The proposed Lucas Museum of Narrative Art, which has practiced a bunkered omertà for the past nine months as controversy swirls all around it, may be stirring.  Harris reports that architect Ma Yansong "remains at work on more detailed drawings, which may include meaningful revisions . . . " 

For that sentence to be anything more than an empty PR holding action, what's needed now is not, as Harris proposes, a call from George Lucas to Mike Madigan.  That kind of backroom, insider horse trading is what got the museum in trouble in the first place.  What's needed is transparency and public engagement. 

When a job is at risk, architects can make coherent revisions to their concepts and renderings overnight.  After a nine-month disappearing act, the "remains at work" statement fed to Harris sounds less like a world-class architect than a high school student buying time to finish an overdue term paper.   While Friends of the Parks, Blair Kamin, and various other opponents hell-bent on running Lucas's project out of town remain formidable opponents, at this point, the Lucas Museum remains its own worse enemy.
Above is a photograph of the parking lot museum these opponents are battling to protect.  I hope to be writing an update on that effort - and its implications for Chicago, its lakefront, and its role in world architecture - soon.  For now, since little has changed from last July other than the overheating of the rhetoric, my original post provides a thorough overview of the potential, pitfalls and controversies of bringing the Lucas Museum to Chicago.

The Heresy: Why Chicago Should Welcome the George Lucas Museum

Saturday, March 21, 2015

Mie's New Friends: Ju Ming sculpture lands at IBM Plaza

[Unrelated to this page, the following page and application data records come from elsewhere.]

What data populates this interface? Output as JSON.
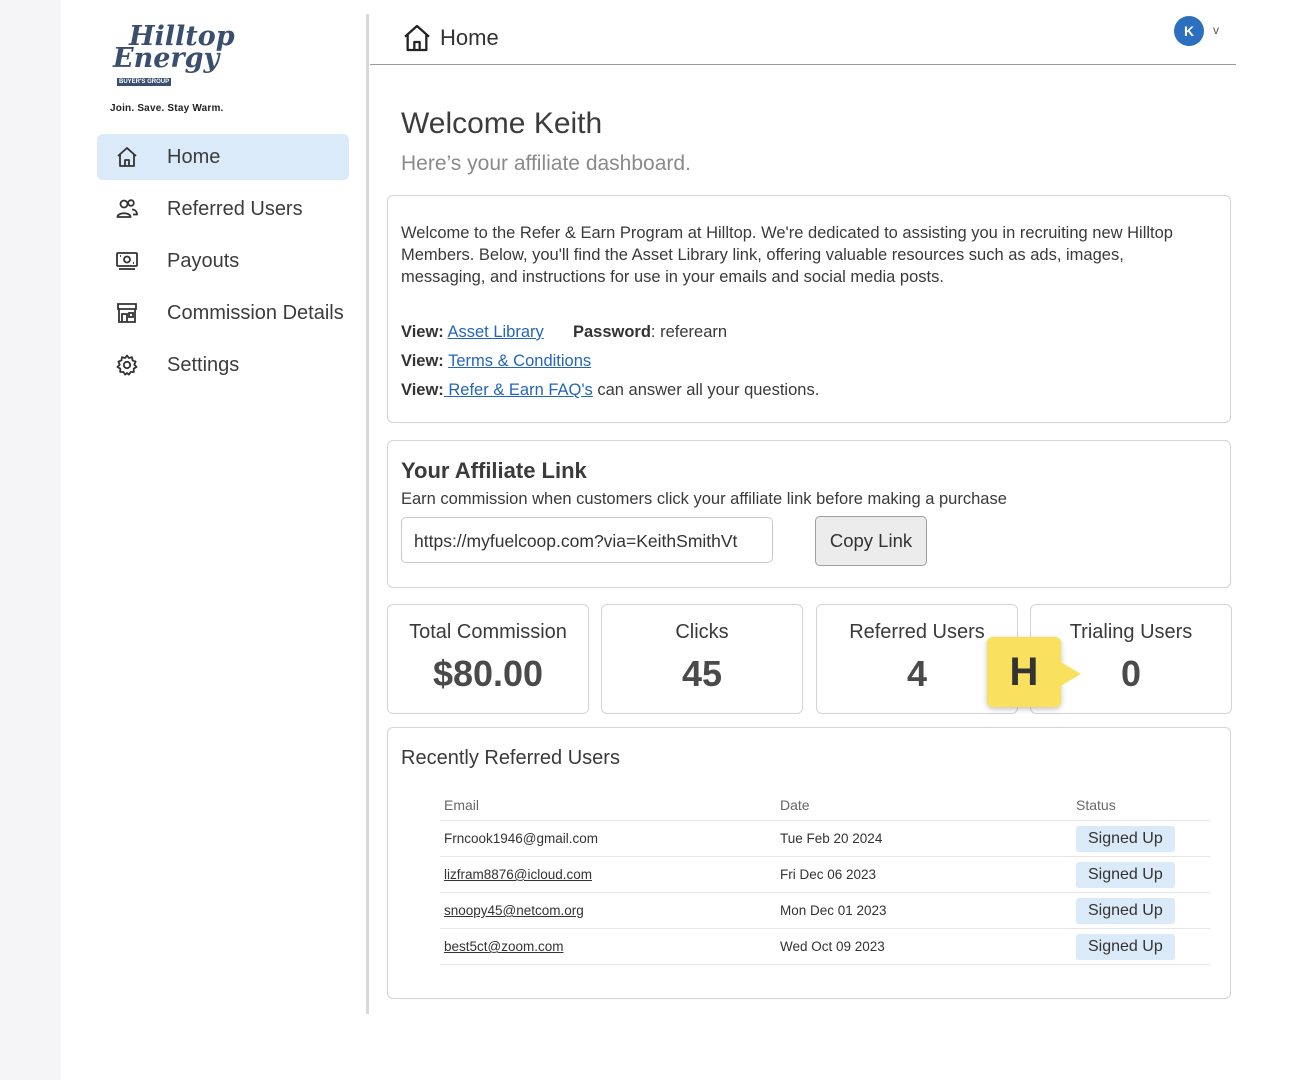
{
  "logo": {
    "line1": "Hilltop",
    "line2": "Energy",
    "group": "BUYER'S GROUP"
  },
  "tagline": "Join. Save. Stay Warm.",
  "sidebar": {
    "items": [
      {
        "label": "Home",
        "icon": "home-icon",
        "active": true
      },
      {
        "label": "Referred Users",
        "icon": "users-icon"
      },
      {
        "label": "Payouts",
        "icon": "money-icon"
      },
      {
        "label": "Commission Details",
        "icon": "store-icon"
      },
      {
        "label": "Settings",
        "icon": "gear-icon"
      }
    ]
  },
  "header": {
    "title": "Home",
    "avatar_initial": "K",
    "avatar_caret": "v"
  },
  "main": {
    "welcome": "Welcome Keith",
    "subtitle": "Here’s your affiliate dashboard.",
    "intro": "Welcome to the Refer & Earn Program at Hilltop. We're dedicated to assisting you in recruiting new Hilltop Members. Below, you'll find the Asset Library link, offering valuable resources such as ads, images, messaging, and instructions for use in your emails and social media posts.",
    "view_label": "View:",
    "asset_library": "Asset Library",
    "password_label": "Password",
    "password_value": ": referearn",
    "terms": "Terms & Conditions",
    "faq": " Refer & Earn FAQ's",
    "faq_suffix": " can answer all your questions."
  },
  "affiliate": {
    "title": "Your Affiliate Link",
    "description": "Earn commission when customers click your affiliate link before making a purchase",
    "link": "https://myfuelcoop.com?via=KeithSmithVt",
    "copy_label": "Copy Link"
  },
  "stats": [
    {
      "label": "Total Commission",
      "value": "$80.00"
    },
    {
      "label": "Clicks",
      "value": "45"
    },
    {
      "label": "Referred Users",
      "value": "4"
    },
    {
      "label": "Trialing Users",
      "value": "0"
    }
  ],
  "overlay_badge": "H",
  "recent": {
    "title": "Recently Referred Users",
    "columns": [
      "Email",
      "Date",
      "Status"
    ],
    "rows": [
      {
        "email": "Frncook1946@gmail.com",
        "date": "Tue Feb 20 2024",
        "status": "Signed Up",
        "linked": false
      },
      {
        "email": "lizfram8876@icloud.com",
        "date": "Fri Dec 06 2023",
        "status": "Signed Up",
        "linked": true
      },
      {
        "email": "snoopy45@netcom.org",
        "date": "Mon Dec 01 2023",
        "status": "Signed Up",
        "linked": true
      },
      {
        "email": "best5ct@zoom.com",
        "date": "Wed Oct 09 2023",
        "status": "Signed Up",
        "linked": true
      }
    ]
  },
  "colors": {
    "accent": "#2c6fbf",
    "active_nav": "#dbeaf8",
    "badge": "#f9e15f",
    "link": "#2366b8"
  }
}
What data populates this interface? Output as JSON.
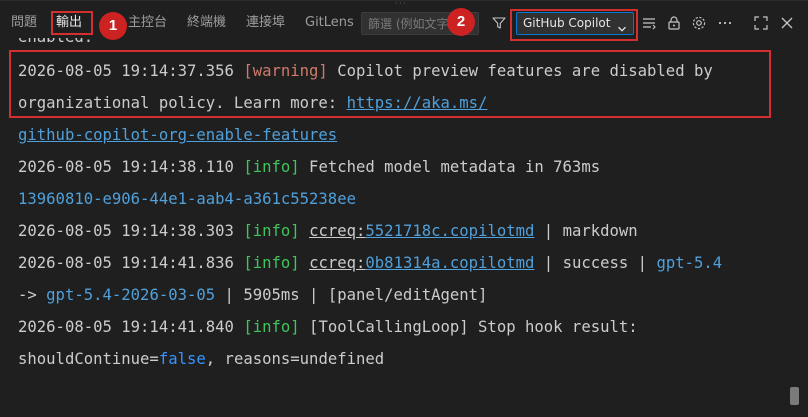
{
  "tabs": [
    {
      "label": "問題"
    },
    {
      "label": "輸出"
    },
    {
      "label": "主控台"
    },
    {
      "label": "終端機"
    },
    {
      "label": "連接埠"
    },
    {
      "label": "GitLens"
    }
  ],
  "filter": {
    "placeholder": "篩選 (例如文字、"
  },
  "channel": {
    "selected": "GitHub Copilot Chat"
  },
  "annotations": {
    "badge1": "1",
    "badge2": "2"
  },
  "colors": {
    "annotation": "#cc2222",
    "warning": "#ce7b6a",
    "info": "#3fc55a",
    "link": "#4fa0db",
    "accent": "#0078d4"
  },
  "toolbar_icons": [
    "filter-icon",
    "list-icon",
    "lock-icon",
    "gear-icon",
    "more-icon",
    "maximize-icon",
    "close-icon"
  ],
  "log": {
    "cut_top": "enabled.",
    "l1": {
      "ts": "2026-08-05 19:14:37.356",
      "level": "[warning]",
      "msg": " Copilot preview features are disabled by"
    },
    "l1b": {
      "text": "organizational policy. Learn more: ",
      "link": "https://aka.ms/"
    },
    "l1c": {
      "link": "github-copilot-org-enable-features"
    },
    "l2": {
      "ts": "2026-08-05 19:14:38.110",
      "level": "[info]",
      "msg": " Fetched model metadata in 763ms"
    },
    "l2b": {
      "id": "13960810-e906-44e1-aab4-a361c55238ee"
    },
    "l3": {
      "ts": "2026-08-05 19:14:38.303",
      "level": "[info]",
      "ccreq": "ccreq:",
      "hash": "5521718c.copilotmd",
      "tail": " | markdown"
    },
    "l4": {
      "ts": "2026-08-05 19:14:41.836",
      "level": "[info]",
      "ccreq": "ccreq:",
      "hash": "0b81314a.copilotmd",
      "mid": " | success | ",
      "model": "gpt-5.4"
    },
    "l4b": {
      "arrow": "-> ",
      "model": "gpt-5.4-2026-03-05",
      "tail": " | 5905ms | [panel/editAgent]"
    },
    "l5": {
      "ts": "2026-08-05 19:14:41.840",
      "level": "[info]",
      "msg": " [ToolCallingLoop] Stop hook result:"
    },
    "l5b": {
      "pre": "shouldContinue=",
      "val": "false",
      "tail": ", reasons=undefined"
    }
  }
}
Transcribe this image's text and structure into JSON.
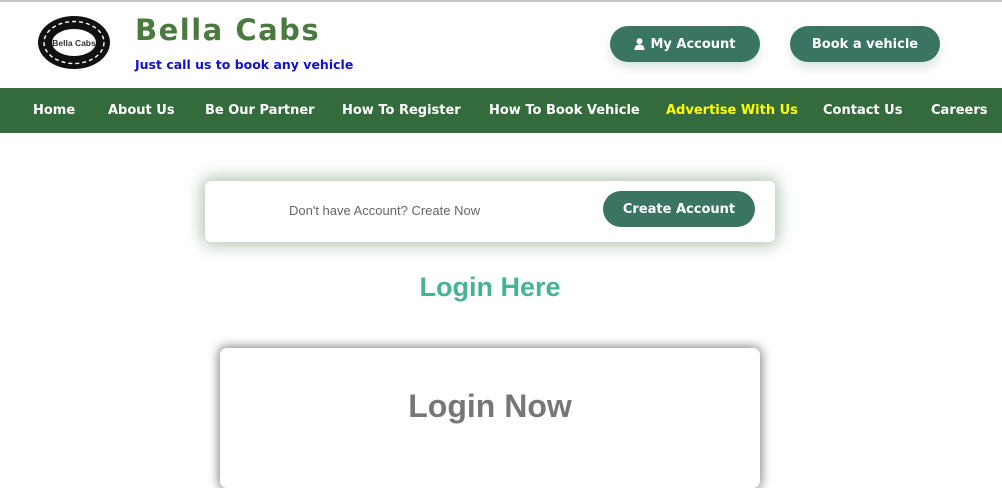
{
  "brand": {
    "logo_text": "Bella Cabs",
    "title": "Bella Cabs",
    "tagline": "Just call us to book any vehicle"
  },
  "header_buttons": {
    "my_account": "My Account",
    "book_vehicle": "Book a vehicle"
  },
  "nav": {
    "items": [
      {
        "label": "Home"
      },
      {
        "label": "About Us"
      },
      {
        "label": "Be Our Partner"
      },
      {
        "label": "How To Register"
      },
      {
        "label": "How To Book Vehicle"
      },
      {
        "label": "Advertise With Us"
      },
      {
        "label": "Contact Us"
      },
      {
        "label": "Careers"
      }
    ]
  },
  "create_account": {
    "prompt": "Don't have Account? Create Now",
    "button": "Create Account"
  },
  "login": {
    "heading": "Login Here",
    "card_title": "Login Now"
  },
  "colors": {
    "brand_green": "#4a7a3e",
    "nav_bg": "#336b3d",
    "button_bg": "#3a7462",
    "tagline": "#1010d0",
    "nav_highlight": "#ffff00",
    "heading_teal": "#45b39a"
  },
  "icons": {
    "my_account": "user-icon",
    "logo": "road-ring-logo"
  }
}
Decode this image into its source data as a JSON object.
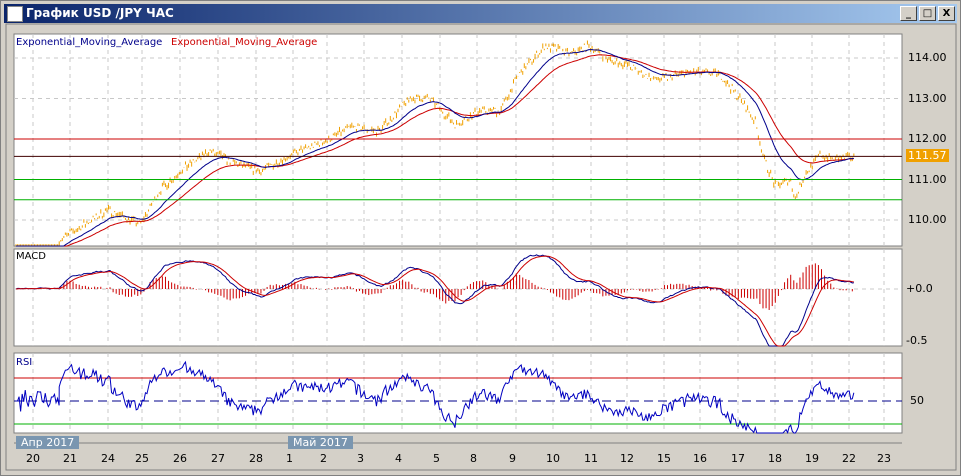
{
  "window": {
    "title": "График USD /JPY  ЧАС",
    "minimize": "_",
    "maximize": "□",
    "close": "X"
  },
  "legend": {
    "ema1": "Exponential_Moving_Average",
    "ema2": "Exponential_Moving_Average"
  },
  "colors": {
    "price": "#f0a000",
    "ema_fast": "#00008b",
    "ema_slow": "#cc0000",
    "support": "#00b000",
    "resistance": "#cc0000"
  },
  "panels": {
    "macd": "MACD",
    "rsi": "RSI"
  },
  "chart_data": {
    "type": "line",
    "price_axis": {
      "ticks": [
        "114.00",
        "113.00",
        "112.00",
        "111.00",
        "110.00"
      ],
      "current": "111.57"
    },
    "macd_axis": {
      "ticks": [
        "+0.0",
        "-0.5"
      ]
    },
    "rsi_axis": {
      "ticks": [
        "50"
      ],
      "levels": [
        70,
        30
      ]
    },
    "hlines": [
      {
        "value": 112.0,
        "color": "#cc0000"
      },
      {
        "value": 111.57,
        "color": "#400000"
      },
      {
        "value": 111.0,
        "color": "#00b000"
      },
      {
        "value": 110.5,
        "color": "#00b000"
      }
    ],
    "month_labels": [
      "Апр 2017",
      "Май 2017"
    ],
    "x_ticks": [
      "20",
      "21",
      "24",
      "25",
      "26",
      "27",
      "28",
      "1",
      "2",
      "3",
      "4",
      "5",
      "8",
      "9",
      "10",
      "11",
      "12",
      "15",
      "16",
      "17",
      "18",
      "19",
      "22",
      "23"
    ],
    "price": [
      [
        "04-20 17",
        109.5
      ],
      [
        "04-24 00",
        110.25
      ],
      [
        "04-24 21",
        109.9
      ],
      [
        "04-25 11",
        110.7
      ],
      [
        "04-26 00",
        111.2
      ],
      [
        "04-26 19",
        111.7
      ],
      [
        "04-27 14",
        111.35
      ],
      [
        "04-28 03",
        111.2
      ],
      [
        "04-28 22",
        111.6
      ],
      [
        "05-02 02",
        112.0
      ],
      [
        "05-02 15",
        112.3
      ],
      [
        "05-03 10",
        112.2
      ],
      [
        "05-04 05",
        113.0
      ],
      [
        "05-04 18",
        113.0
      ],
      [
        "05-05 10",
        112.35
      ],
      [
        "05-08 02",
        112.7
      ],
      [
        "05-08 15",
        112.7
      ],
      [
        "05-09 02",
        113.6
      ],
      [
        "05-09 19",
        114.3
      ],
      [
        "05-10 11",
        114.1
      ],
      [
        "05-10 23",
        114.3
      ],
      [
        "05-11 12",
        113.95
      ],
      [
        "05-12 02",
        113.8
      ],
      [
        "05-12 18",
        113.45
      ],
      [
        "05-15 17",
        113.65
      ],
      [
        "05-16 13",
        113.6
      ],
      [
        "05-17 01",
        113.0
      ],
      [
        "05-17 11",
        112.45
      ],
      [
        "05-17 17",
        111.5
      ],
      [
        "05-18 00",
        110.85
      ],
      [
        "05-18 10",
        111.0
      ],
      [
        "05-18 13",
        110.5
      ],
      [
        "05-18 19",
        111.1
      ],
      [
        "05-19 05",
        111.6
      ],
      [
        "05-19 15",
        111.5
      ],
      [
        "05-22 04",
        111.57
      ]
    ]
  }
}
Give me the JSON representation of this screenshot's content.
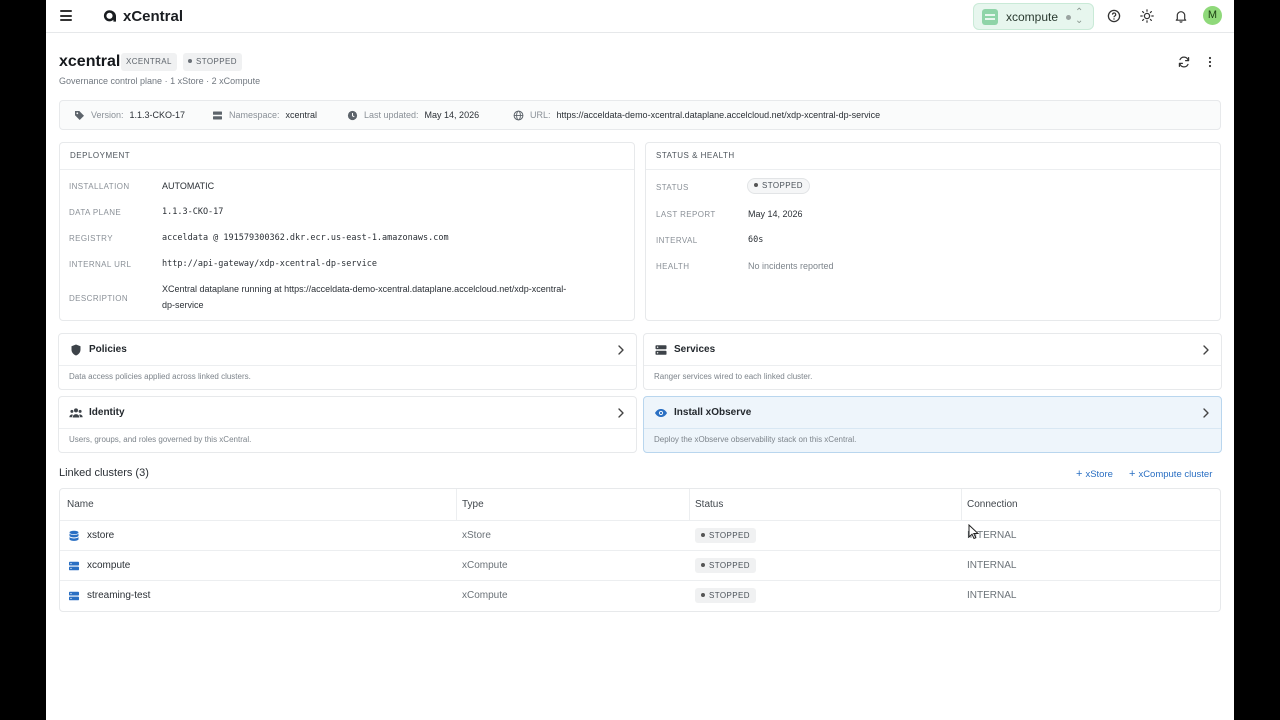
{
  "topbar": {
    "app_title": "xCentral",
    "cluster_selector": "xcompute",
    "avatar_initial": "M"
  },
  "page": {
    "title": "xcentral",
    "type_tag": "XCENTRAL",
    "status_tag": "STOPPED",
    "subtitle": "Governance control plane · 1 xStore · 2 xCompute"
  },
  "info": {
    "version_label": "Version:",
    "version": "1.1.3-CKO-17",
    "namespace_label": "Namespace:",
    "namespace": "xcentral",
    "updated_label": "Last updated:",
    "updated": "May 14, 2026",
    "url_label": "URL:",
    "url": "https://acceldata-demo-xcentral.dataplane.accelcloud.net/xdp-xcentral-dp-service"
  },
  "deployment": {
    "heading": "DEPLOYMENT",
    "installation_label": "INSTALLATION",
    "installation": "AUTOMATIC",
    "dataplane_label": "DATA PLANE",
    "dataplane": "1.1.3-CKO-17",
    "registry_label": "REGISTRY",
    "registry": "acceldata @ 191579300362.dkr.ecr.us-east-1.amazonaws.com",
    "internal_url_label": "INTERNAL URL",
    "internal_url": "http://api-gateway/xdp-xcentral-dp-service",
    "description_label": "DESCRIPTION",
    "description_line1": "XCentral dataplane running at https://acceldata-demo-xcentral.dataplane.accelcloud.net/xdp-xcentral-",
    "description_line2": "dp-service"
  },
  "health": {
    "heading": "STATUS & HEALTH",
    "status_label": "STATUS",
    "status": "STOPPED",
    "last_report_label": "LAST REPORT",
    "last_report": "May 14, 2026",
    "interval_label": "INTERVAL",
    "interval": "60s",
    "health_label": "HEALTH",
    "health": "No incidents reported"
  },
  "cards": {
    "policies": {
      "title": "Policies",
      "desc": "Data access policies applied across linked clusters."
    },
    "services": {
      "title": "Services",
      "desc": "Ranger services wired to each linked cluster."
    },
    "identity": {
      "title": "Identity",
      "desc": "Users, groups, and roles governed by this xCentral."
    },
    "xobserve": {
      "title": "Install xObserve",
      "desc": "Deploy the xObserve observability stack on this xCentral."
    }
  },
  "linked": {
    "title": "Linked clusters (3)",
    "add_xstore": "xStore",
    "add_xcompute": "xCompute cluster",
    "headers": {
      "name": "Name",
      "type": "Type",
      "status": "Status",
      "connection": "Connection"
    },
    "rows": [
      {
        "name": "xstore",
        "type": "xStore",
        "status": "STOPPED",
        "connection": "INTERNAL"
      },
      {
        "name": "xcompute",
        "type": "xCompute",
        "status": "STOPPED",
        "connection": "INTERNAL"
      },
      {
        "name": "streaming-test",
        "type": "xCompute",
        "status": "STOPPED",
        "connection": "INTERNAL"
      }
    ]
  },
  "colors": {
    "accent_blue": "#2a6fc3",
    "cluster_pill_bg": "#e7f6ee",
    "avatar_bg": "#8fd97a",
    "active_card_bg": "#eef5fb"
  },
  "icons": {
    "menu": "hamburger-icon",
    "help": "help-icon",
    "theme": "sun-icon",
    "notifications": "bell-icon",
    "refresh": "refresh-icon",
    "more": "more-vertical-icon"
  }
}
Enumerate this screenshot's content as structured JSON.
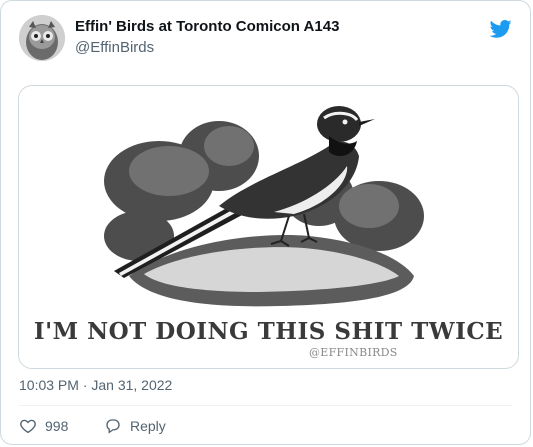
{
  "tweet": {
    "author_name": "Effin' Birds at Toronto Comicon A143",
    "author_handle": "@EffinBirds",
    "timestamp": "10:03 PM · Jan 31, 2022"
  },
  "media": {
    "caption": "I'M NOT DOING THIS SHIT TWICE",
    "watermark": "@EFFINBIRDS"
  },
  "actions": {
    "like_count": "998",
    "reply_label": "Reply"
  },
  "colors": {
    "brand": "#1d9bf0",
    "secondary_text": "#536471",
    "border": "#cfd9de"
  },
  "icons": [
    "owl-avatar",
    "twitter-bird-icon",
    "heart-icon",
    "reply-icon"
  ]
}
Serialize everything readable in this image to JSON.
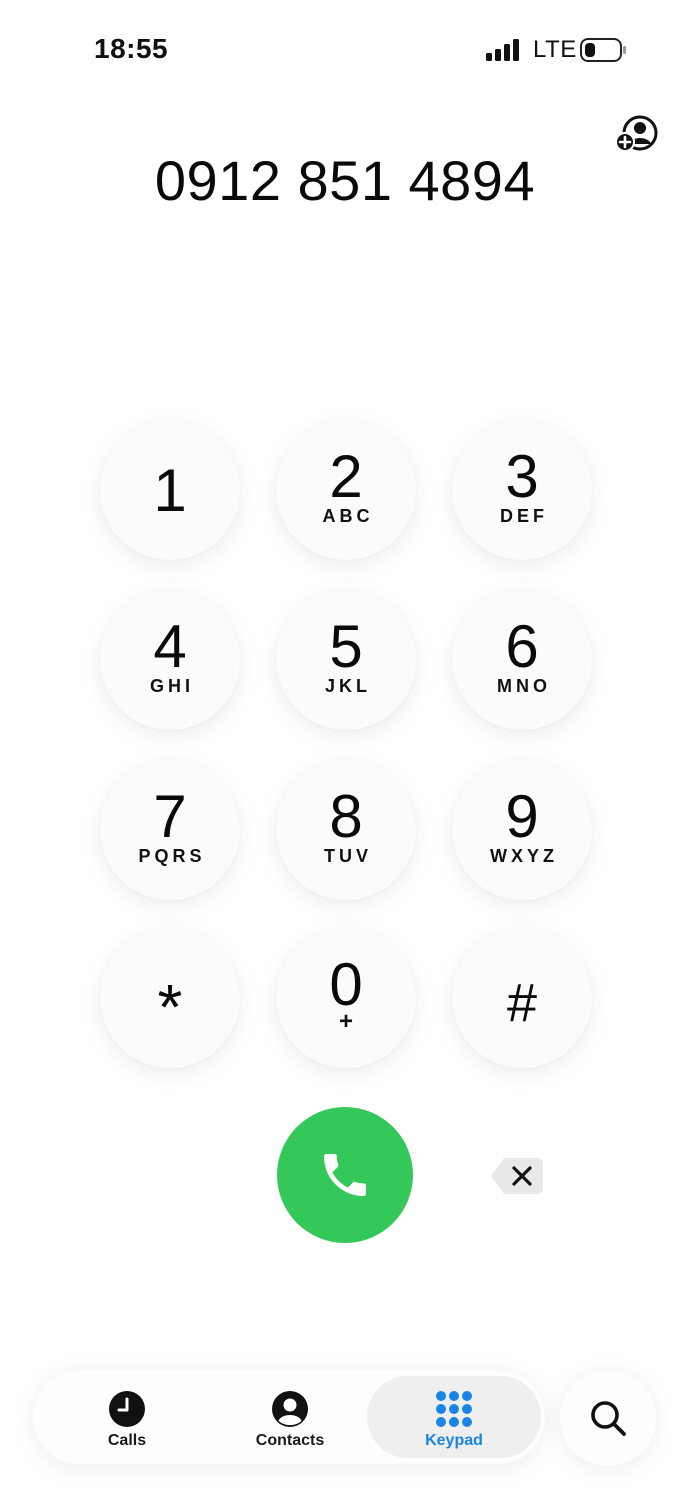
{
  "status_bar": {
    "time": "18:55",
    "network": "LTE"
  },
  "dialer": {
    "number": "0912 851 4894",
    "add_contact_icon": "person-add-icon"
  },
  "keypad": [
    {
      "digit": "1",
      "letters": ""
    },
    {
      "digit": "2",
      "letters": "ABC"
    },
    {
      "digit": "3",
      "letters": "DEF"
    },
    {
      "digit": "4",
      "letters": "GHI"
    },
    {
      "digit": "5",
      "letters": "JKL"
    },
    {
      "digit": "6",
      "letters": "MNO"
    },
    {
      "digit": "7",
      "letters": "PQRS"
    },
    {
      "digit": "8",
      "letters": "TUV"
    },
    {
      "digit": "9",
      "letters": "WXYZ"
    },
    {
      "digit": "*",
      "letters": ""
    },
    {
      "digit": "0",
      "letters": "+"
    },
    {
      "digit": "#",
      "letters": ""
    }
  ],
  "actions": {
    "call_icon": "phone-icon",
    "delete_icon": "backspace-icon"
  },
  "tabs": [
    {
      "label": "Calls",
      "icon": "clock-icon",
      "active": false
    },
    {
      "label": "Contacts",
      "icon": "person-icon",
      "active": false
    },
    {
      "label": "Keypad",
      "icon": "keypad-icon",
      "active": true
    }
  ],
  "search_icon": "search-icon",
  "colors": {
    "call_green": "#34c759",
    "active_tab_blue": "#1a84e6",
    "key_background": "#fbfbfb"
  }
}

click images for larger view
No wonder those businessmen look a bit tired.  It's taken the better part of two years for them to get to their destination.
It was in July of 2013 that the Langham Hotel Chicago, owners of the sculpture, opened in Mies van der Rohe's last skyscraper, the iconic IBM Building (now officially renamed AMA Plaza.)  And it's been 15 months since the Commission on Chicago Landmarks reversed its initial decision to ban the metallic travelers for being too close to the building.  The move followed an agreement to move the sculpture from its original position beneath the Landham's gilded canopy on Wabash to a spot on the adjacent riverfront plaza.
The pedestal for the work by Taiwanese sculptor Ju Ming was installed last December, but stood empty as late as last Saturday, when it was used as a stepping stone for photographers snapping shots of the annual St. Patrick's Day dyeing of the Chicago River green.
Then, sometime this past week, without fanfare, the travelers took up their station.  As with other of the sculptor's works, visitors are already enjoying sharing space with the frozen figures.
Ju Ming, born in 1938 and trained as a woodcarver, has gone on to an international career creating works in a wide variety of materials.  In 1999, he spent most of his life savings to create the Juming Museum near Taipei to showcase both his own work and that of other contemporary masters.  It is Taiwan's largest sculpture garden.  His subjects range from generic everymen, women and children, to paratroopers and even Albert Einstein.
If the businessmen had been placed under the hotel's canopy, they would have looked like they were waiting for their rides, cousins to J. Seward Johnson's Allow Me hailing a cab outside the Four Seasons on East Delaware.  Standing isolated on the plaza, however, they begin to look a bit dazed and confused, 1960's Man-Men-era executives teleported in an instant from an unknown place to a place unknown.

Read More about Mies van Der Rohe's IBM Building and the Langham Hotel Chicago: